Another topic that garnered much attention from state legislators — and even national coverage — was the immigration bill, something Melton said he fought vehemently.

“For us to take such a strong stance against immigration, which is not a state matter, it’s more of a federal issue, I think it does not represent the best of who we are as Alabamians, and even as Americans,” Melton said. “Especially because our country is made up of immigrants from different parts of the world. I think the state may have overstepped its bounds.”

Melton also said he fought to defeat House Bills 159 and 160, which would have allowed the government to reach into the education trust fund and take out as much money as they wanted. The bill was important to defeat, Melton said, because it will keep money in the state’s educational system.

“I’m sure it’ll probably come back again, but [defeating the bills is] a big step in making sure that we’re able to keep what we have in education right now because, as we can see, there hasn’t been any moves to increase the revenue that’s going on inside of education,” he said.

Another bill Melton said he fought against was the prisoner’s right to work bill, which would have allowed companies to hire inmates from Alabama’s prisons.

“The reason that bill, to me, was not in the best interest of our state is that my colleagues were telling me they were willing to go out and recruit companies to hire prisoners while here in the Black Belt our unemployment rate is double digits,” Melton said. “Why can’t we have the same effort to hire people who are not incarcerated? The message I think they were sending was: in order to get a job in Alabama, you have to be incarcerated. I believe prisoners should have the opportunity to work and give back, but at the same time, what are we doing to make sure that we have employment throughout Alabama.”

Melton said he was pleased that legislators were able to kill the charter school’s bill, as well.

“The reason why I’m against charter schools as they are now is that you take a group of kids, pull them out of the system, but leave these other kids in the system, what does that say?” he said. “Only a few kids can benefit from this? I think if we relax some of the policies that we have now and allow public education system to do the same things we’re saying the charter schools can do, I think that could be an answer to free the superintendent’s hands and the principal’s hands and they can be more creative instead of saying we have these big companies coming in from out of state to run our school system. That’s ridiculous

“I think we need to put more in education because a lot of our kids don’t have the resources they need to be effective in the 21st Century. Until we fully fund public education in the state of Alabama, we don’t need to be looking at any other secondary competing school system.”

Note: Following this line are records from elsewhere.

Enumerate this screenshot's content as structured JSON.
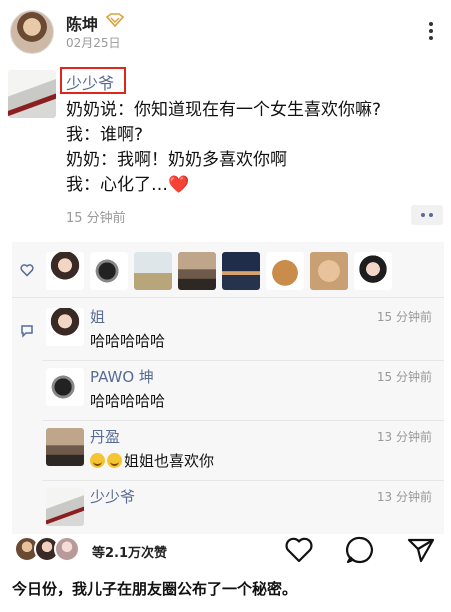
{
  "header": {
    "author": "陈坤",
    "date": "02月25日"
  },
  "moment": {
    "poster_name": "少少爷",
    "lines": [
      "奶奶说：你知道现在有一个女生喜欢你嘛?",
      "我：谁啊?",
      "奶奶：我啊！奶奶多喜欢你啊",
      "我：心化了…"
    ],
    "heart_emoji": "❤️",
    "time": "15 分钟前"
  },
  "comments": [
    {
      "name": "姐",
      "time": "15 分钟前",
      "text": "哈哈哈哈哈"
    },
    {
      "name": "PAWO 坤",
      "time": "15 分钟前",
      "text": "哈哈哈哈哈"
    },
    {
      "name": "丹盈",
      "time": "13 分钟前",
      "text": "姐姐也喜欢你"
    },
    {
      "name": "少少爷",
      "time": "13 分钟前",
      "text": ""
    }
  ],
  "footer": {
    "likes": "等2.1万次赞",
    "caption": "今日份，我儿子在朋友圈公布了一个秘密。"
  },
  "icons": [
    "vip-icon",
    "more-icon",
    "like-icon",
    "comment-icon",
    "heart-icon",
    "chat-icon",
    "share-icon"
  ],
  "colors": {
    "link": "#576b95",
    "highlight_box": "#e0251b",
    "muted": "#999999"
  }
}
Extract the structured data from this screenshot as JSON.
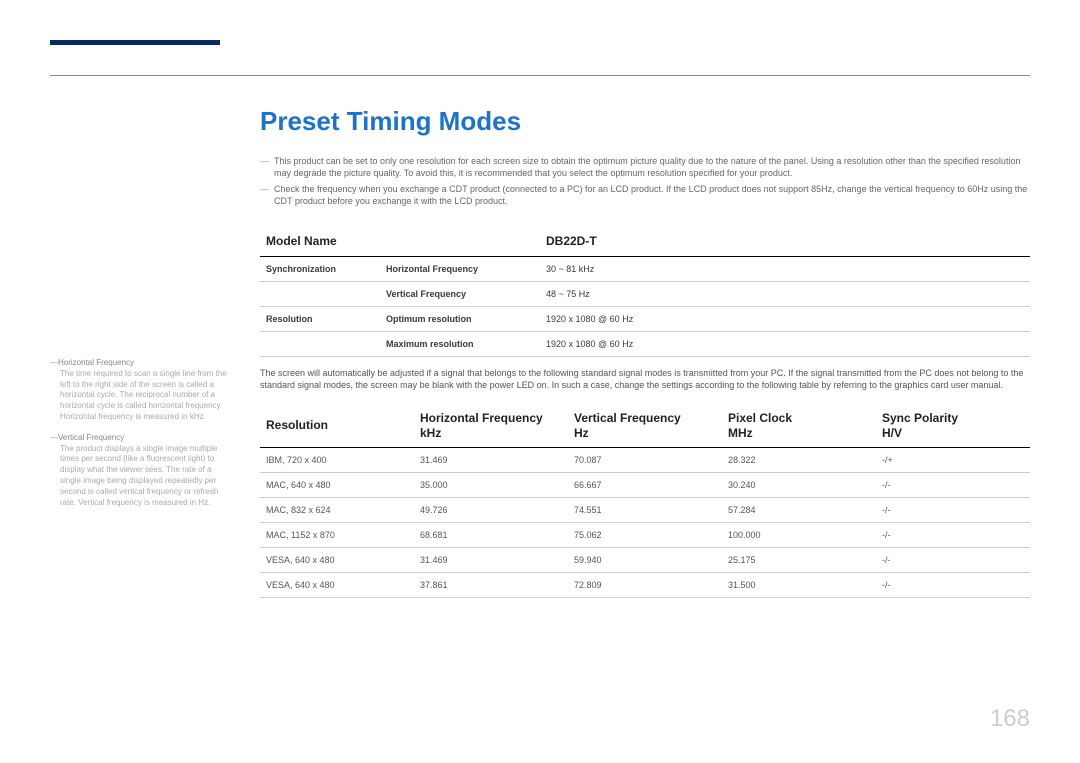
{
  "title": "Preset Timing Modes",
  "bullets": [
    "This product can be set to only one resolution for each screen size to obtain the optimum picture quality due to the nature of the panel. Using a resolution other than the specified resolution may degrade the picture quality. To avoid this, it is recommended that you select the optimum resolution specified for your product.",
    "Check the frequency when you exchange a CDT product (connected to a PC) for an LCD product. If the LCD product does not support 85Hz, change the vertical frequency to 60Hz using the CDT product before you exchange it with the LCD product."
  ],
  "spec": {
    "header": {
      "left": "Model Name",
      "right": "DB22D-T"
    },
    "rows": [
      {
        "group": "Synchronization",
        "label": "Horizontal Frequency",
        "value": "30 ~ 81 kHz"
      },
      {
        "group": "",
        "label": "Vertical Frequency",
        "value": "48 ~ 75 Hz"
      },
      {
        "group": "Resolution",
        "label": "Optimum resolution",
        "value": "1920 x 1080 @ 60 Hz"
      },
      {
        "group": "",
        "label": "Maximum resolution",
        "value": "1920 x 1080 @ 60 Hz"
      }
    ]
  },
  "mid_text": "The screen will automatically be adjusted if a signal that belongs to the following standard signal modes is transmitted from your PC. If the signal transmitted from the PC does not belong to the standard signal modes, the screen may be blank with the power LED on. In such a case, change the settings according to the following table by referring to the graphics card user manual.",
  "timing": {
    "headers": [
      "Resolution",
      "Horizontal Frequency\nkHz",
      "Vertical Frequency\nHz",
      "Pixel Clock\nMHz",
      "Sync Polarity\nH/V"
    ],
    "rows": [
      [
        "IBM, 720 x 400",
        "31.469",
        "70.087",
        "28.322",
        "-/+"
      ],
      [
        "MAC, 640 x 480",
        "35.000",
        "66.667",
        "30.240",
        "-/-"
      ],
      [
        "MAC, 832 x 624",
        "49.726",
        "74.551",
        "57.284",
        "-/-"
      ],
      [
        "MAC, 1152 x 870",
        "68.681",
        "75.062",
        "100.000",
        "-/-"
      ],
      [
        "VESA, 640 x 480",
        "31.469",
        "59.940",
        "25.175",
        "-/-"
      ],
      [
        "VESA, 640 x 480",
        "37.861",
        "72.809",
        "31.500",
        "-/-"
      ]
    ]
  },
  "sidebar": [
    {
      "head": "Horizontal Frequency",
      "body": "The time required to scan a single line from the left to the right side of the screen is called a horizontal cycle. The reciprocal number of a horizontal cycle is called horizontal frequency. Horizontal frequency is measured in kHz."
    },
    {
      "head": "Vertical Frequency",
      "body": "The product displays a single image multiple times per second (like a fluorescent light) to display what the viewer sees. The rate of a single image being displayed repeatedly per second is called vertical frequency or refresh rate. Vertical frequency is measured in Hz."
    }
  ],
  "page_number": "168",
  "chart_data": {
    "type": "table",
    "title": "Preset Timing Modes",
    "columns": [
      "Resolution",
      "Horizontal Frequency (kHz)",
      "Vertical Frequency (Hz)",
      "Pixel Clock (MHz)",
      "Sync Polarity H/V"
    ],
    "rows": [
      [
        "IBM, 720 x 400",
        31.469,
        70.087,
        28.322,
        "-/+"
      ],
      [
        "MAC, 640 x 480",
        35.0,
        66.667,
        30.24,
        "-/-"
      ],
      [
        "MAC, 832 x 624",
        49.726,
        74.551,
        57.284,
        "-/-"
      ],
      [
        "MAC, 1152 x 870",
        68.681,
        75.062,
        100.0,
        "-/-"
      ],
      [
        "VESA, 640 x 480",
        31.469,
        59.94,
        25.175,
        "-/-"
      ],
      [
        "VESA, 640 x 480",
        37.861,
        72.809,
        31.5,
        "-/-"
      ]
    ]
  }
}
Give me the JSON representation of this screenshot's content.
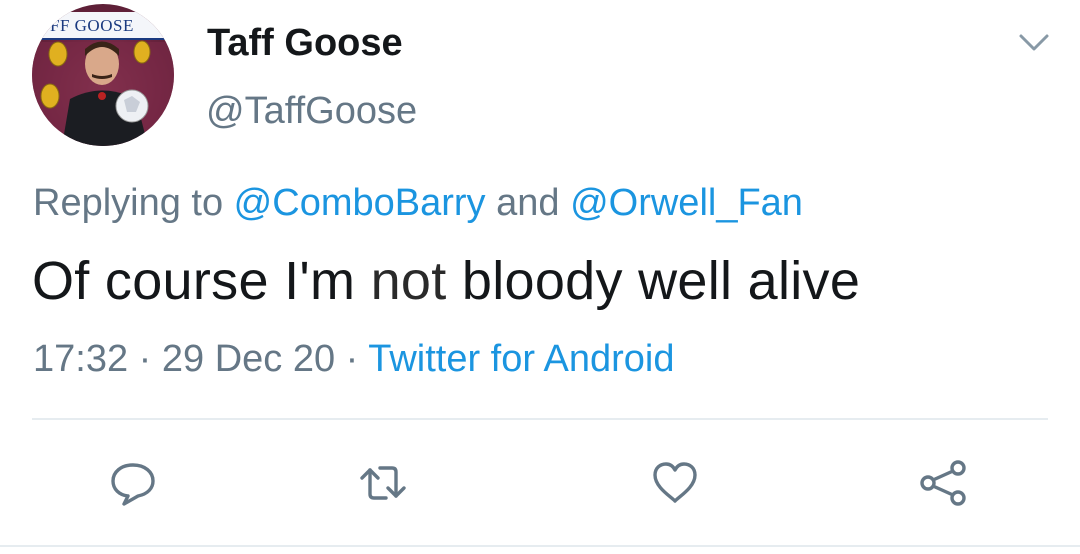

Melton also talked about redistricting, noting that lines have been drawn to ensure Democrats remain minorities in the legislature. He also referenced the Sept. 18 referendum about Medicaid, which, if passed, would allow money to be taken from the Alabama Trust Fund to help prop up Medicaid.

Despite the Republican supermajority in both the House and Senate, Melton said the fact that he and fellow Democrats in the House were able to defeat bills such as the charter school bill goes to show that, just because they’re the minority, it doesn’t mean they can’t do things.

“A lot of people don’t understand, being in the minority, it’s difficult to get your bills passed,” Melton said. “But you can fight against bad bills and keep them from passing. You take on a different role set.”